Fulfilling a legally mandated energy audit can be a profitable exercise
Owners of commercial buildings built since 1987 could profit by meeting the efficiency ordinance's rapidly approaching deadline
Owners of all commercial buildings in Hong Kong built since 1987 will be well aware that they are legally required to conduct an energy audit under the new Buildings Energy Efficiency Ordinance (Chapter 610).
But not all such owners recognise that the window for doing so is now more than two-thirds closed. Each day that goes by means more owners have to use the remaining time to avoid being fined.
Building owners dealing with time constraints also face a great risk of a loss that is far more significant than a fine.
The Buildings Energy Efficiency Ordinance (BEEO) took effect on September 21 last year. That means all commercial buildings - and the commercial portions of composite buildings, usually retail podiums with residential properties above - with Occupancy Permits issued since 1988, have until September 20 this year to complete the audit.
They also have to display the resulting Energy Audit Form "prominently at the building main entrance" (as the Ordinance says).
About 3,000 buildings are subject to this deadline. The Electrical and Mechanical Services Department (EMSD) website showed that just 78 buildings were issued with their Energy Audit Form (EE5) with eight of the 12 months gone. The owners of the remaining 2,900 buildings now have only four months left to get the job done.
They should also be mindful that energy audits take months to complete. Good ones certainly do. The EMSD defines "up to six months" as reasonable. So the remaining 120 days is looking even more challenging.
Time aside, there is another finite resource in the availability of Registered Energy Assessors (REAs) to sign off on the completed audits. But many REAs have never completed an energy audit before, let alone one as technically specific as this.
Coming to grips with the cut and thrust of a real-world energy audit will take additional time. Experienced support teams will also be in short supply.
Simply getting the audits done on time will be a challenge. But the far greater and more meaningful challenge is to see that these 2,900 BEEO energy audits yield all the value they should.
Make no mistake. Although the energy audit is an old-fashioned and fundamentally flawed method for advancing building energy efficiency, it can still constitute a key link in the chain of actions that will improve building owners' profits, enhance Hong Kong's competitiveness, and enable the city to waste less energy and emit less carbon. That is the prime reason for the ordinance's existence.
Of course, some building owners will choose to meet this legal requirement by spending the least possible amount of money and effort.
However, there will be those who see this as a head start to do much more than comply with the law. Their goal will be to use this audit to maximise profits and gain a competitive edge.
To achieve this, they not only need to overcome the lack of time and expertise, they also need to understand the many definitions of the term "energy audit" and the potential profit opportunities that they can uncover.
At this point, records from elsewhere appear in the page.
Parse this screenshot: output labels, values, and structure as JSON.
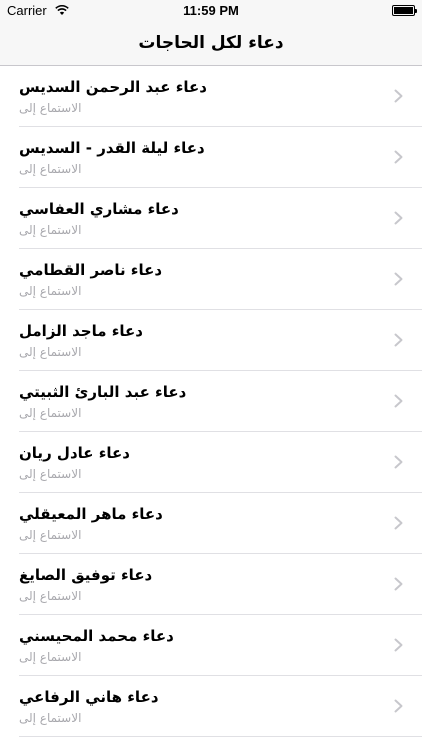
{
  "status_bar": {
    "carrier": "Carrier",
    "time": "11:59 PM"
  },
  "nav": {
    "title": "دعاء لكل الحاجات"
  },
  "items": [
    {
      "title": "دعاء عبد الرحمن السديس",
      "subtitle": "الاستماع إلى"
    },
    {
      "title": "دعاء ليلة القدر - السديس",
      "subtitle": "الاستماع إلى"
    },
    {
      "title": "دعاء مشاري العفاسي",
      "subtitle": "الاستماع إلى"
    },
    {
      "title": "دعاء ناصر القطامي",
      "subtitle": "الاستماع إلى"
    },
    {
      "title": "دعاء ماجد الزامل",
      "subtitle": "الاستماع إلى"
    },
    {
      "title": "دعاء عبد البارئ الثبيتي",
      "subtitle": "الاستماع إلى"
    },
    {
      "title": "دعاء عادل ريان",
      "subtitle": "الاستماع إلى"
    },
    {
      "title": "دعاء ماهر المعيقلي",
      "subtitle": "الاستماع إلى"
    },
    {
      "title": "دعاء توفيق الصايغ",
      "subtitle": "الاستماع إلى"
    },
    {
      "title": "دعاء محمد المحيسني",
      "subtitle": "الاستماع إلى"
    },
    {
      "title": "دعاء هاني الرفاعي",
      "subtitle": "الاستماع إلى"
    }
  ],
  "icons": {
    "row_accessory": "chevron-right-icon",
    "wifi": "wifi-icon",
    "battery": "battery-icon"
  },
  "colors": {
    "bar_background": "#f7f7f7",
    "subtitle": "#a9a9ae",
    "chevron": "#c7c7cc",
    "separator": "#e0e0e4"
  }
}
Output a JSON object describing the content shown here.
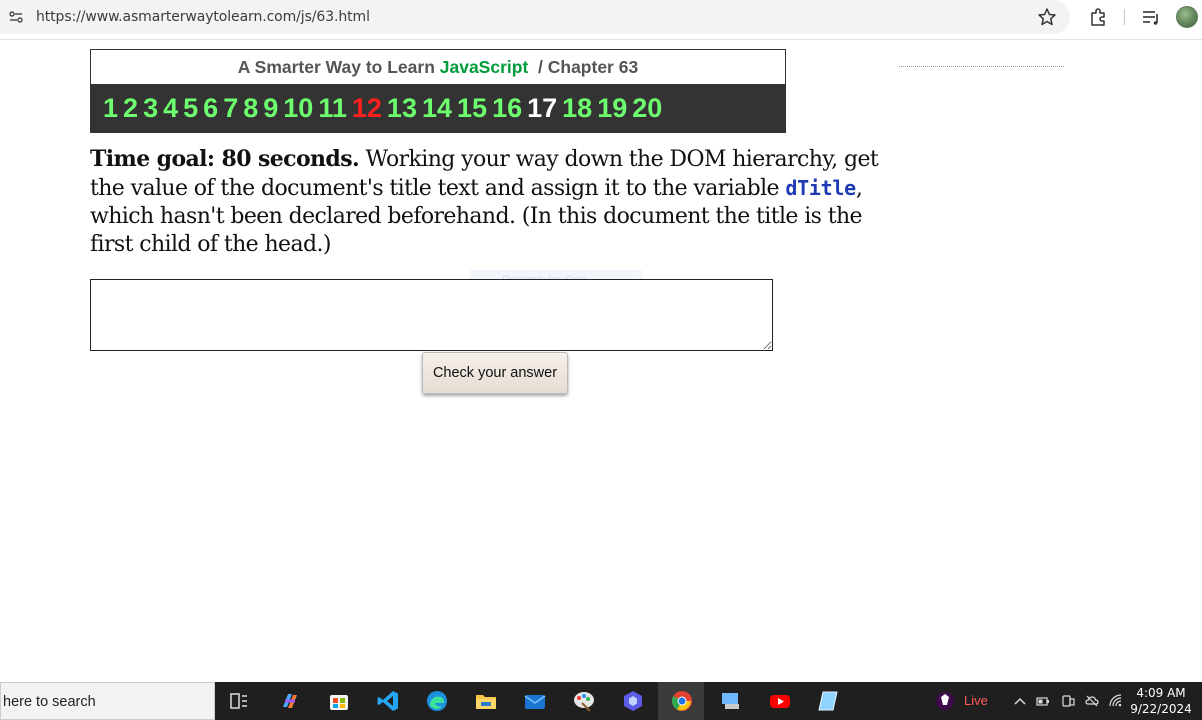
{
  "browser": {
    "url": "https://www.asmarterwaytolearn.com/js/63.html"
  },
  "header": {
    "title_prefix": "A Smarter Way to Learn ",
    "title_brand": "JavaScript",
    "title_suffix": "/  Chapter 63",
    "brand_color": "#009b3a"
  },
  "chapters": [
    {
      "label": "1",
      "state": "todo"
    },
    {
      "label": "2",
      "state": "todo"
    },
    {
      "label": "3",
      "state": "todo"
    },
    {
      "label": "4",
      "state": "todo"
    },
    {
      "label": "5",
      "state": "todo"
    },
    {
      "label": "6",
      "state": "todo"
    },
    {
      "label": "7",
      "state": "todo"
    },
    {
      "label": "8",
      "state": "todo"
    },
    {
      "label": "9",
      "state": "todo"
    },
    {
      "label": "10",
      "state": "todo"
    },
    {
      "label": "11",
      "state": "todo"
    },
    {
      "label": "12",
      "state": "done"
    },
    {
      "label": "13",
      "state": "todo"
    },
    {
      "label": "14",
      "state": "todo"
    },
    {
      "label": "15",
      "state": "todo"
    },
    {
      "label": "16",
      "state": "todo"
    },
    {
      "label": "17",
      "state": "current"
    },
    {
      "label": "18",
      "state": "todo"
    },
    {
      "label": "19",
      "state": "todo"
    },
    {
      "label": "20",
      "state": "todo"
    }
  ],
  "exercise": {
    "goal": "Time goal: 80 seconds.",
    "text_before": " Working your way down the DOM hierarchy, get the value of the document's title text and assign it to the variable ",
    "variable": "dTitle",
    "text_after": ", which hasn't been declared beforehand. (In this document the title is the first child of the head.)",
    "answer_value": "",
    "check_label": "Check your answer"
  },
  "overlay": {
    "ghost_label": "Rectangular Snip"
  },
  "taskbar": {
    "search_placeholder": "here to search",
    "live_label": "Live",
    "time": "4:09 AM",
    "date": "9/22/2024"
  }
}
Building owners may think that the EMSD's highly detailed Energy Audit Code (EAC) would assure them of an excellent outcome. This is not the case.
On the contrary, the EMSD says the EAC sets "the minimum checking requirements". In other words, meeting the EAC is the least that will be permitted if the audit in question is to have met the letter of the law.
By no means should it be interpreted as anything more, let alone as best practice.
The value realised from a BEEO energy audit can range from "net loss" - any positive outcomes never even offset the investment of money, management time and attention - to delivering new profits tenfold those of the costs.
There are many actions which building owners can take to improve the odds of an excellent outcome.
One is to define what they intend the audit to achieve. With the EAC defining the minimum requirements, all that remains is to imagine all the possible results that the audit could contribute to, and then to come up with the scope of works that would lead to the realisation of those results.
Another action is to prepare the request for proposal (RFP) document. The quality of RFPs commonly seen in Hong Kong ranges from deplorable to brilliant, and it is not only the bidders who suffer from the former.
Flawed RFPs hobble or even kill an energy audit's chance of success. Crafting a perfect RFP, on the other hand, pays enormous dividends.
A third and highly effective action is to stay intimately involved throughout the audit process: follow the progress closely or, better, to actually have a suitably responsible executive be part of the audit team.
The EAC guidelines do a particularly good job of arguing for this action.
Yet a fourth success-promoting action is to challenge the draft audit report. Top-tier property owners do this without exception. They know to bring in colleagues from another business unit or outsiders to quiz the audit team, not about their data but about their choice of recommendations.
As many of our 2,900 BEEO energy audits will be first-time experiences for the management teams involved, this level of sophistication might not occur to them.
To be sure, even the very act of advising in the RFP that a professional peer review of the final work product will occur will set the audit team on a better course. The exercise itself will add yet another layer of improvement.
Which building owners are to be most envied as the clock ticks towards the deadline? Perhaps it is those whose building was completed between 1977 and 1987. Their BEEO energy audit is not due until September 21, 2014. They will have the benefit of learning from the inevitable pressure that post-1987 building owners are about to face.
Robert Allender is a director of Hong Kong-based energy management advisory company Energy Resources Management.